Assignment
The reply should contain all the data below, repeated exactly, and none of the images.

Extracted entries
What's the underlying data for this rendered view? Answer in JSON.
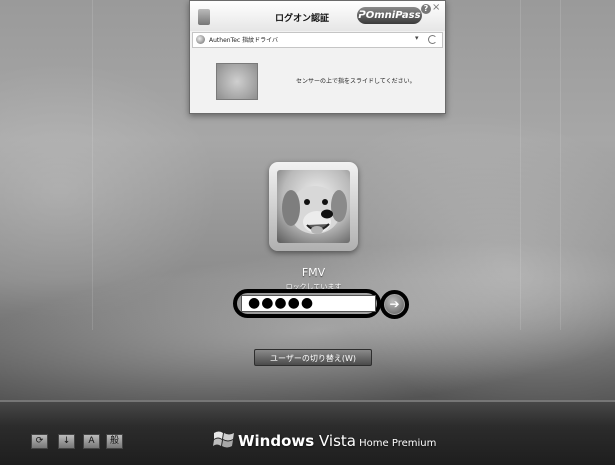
{
  "auth_dialog": {
    "title": "ログオン認証",
    "brand_logo": "ᕈOmniPass",
    "help": "?",
    "close": "×",
    "device_name": "AuthenTec 指紋ドライバ",
    "dropdown_glyph": "▾",
    "sensor_message": "センサーの上で指をスライドしてください。"
  },
  "user": {
    "name": "FMV",
    "status": "ロックしています",
    "password_mask": "●●●●●",
    "submit_glyph": "➔"
  },
  "switch_user_label": "ユーザーの切り替え(W)",
  "ease_buttons": [
    "⟳",
    "↓",
    "A",
    "般"
  ],
  "brand": {
    "windows": "Windows",
    "vista": " Vista",
    "edition": " Home Premium"
  }
}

The answer
What's the underlying data for this rendered view? Answer in JSON.
{
  "auth_dialog": {
    "title": "ログオン認証",
    "brand_logo": "ᕈOmniPass",
    "help": "?",
    "close": "×",
    "device_name": "AuthenTec 指紋ドライバ",
    "dropdown_glyph": "▾",
    "sensor_message": "センサーの上で指をスライドしてください。"
  },
  "user": {
    "name": "FMV",
    "status": "ロックしています",
    "password_mask": "●●●●●",
    "submit_glyph": "➔"
  },
  "switch_user_label": "ユーザーの切り替え(W)",
  "ease_buttons": [
    "⟳",
    "↓",
    "A",
    "般"
  ],
  "brand": {
    "windows": "Windows",
    "vista": " Vista",
    "edition": " Home Premium"
  }
}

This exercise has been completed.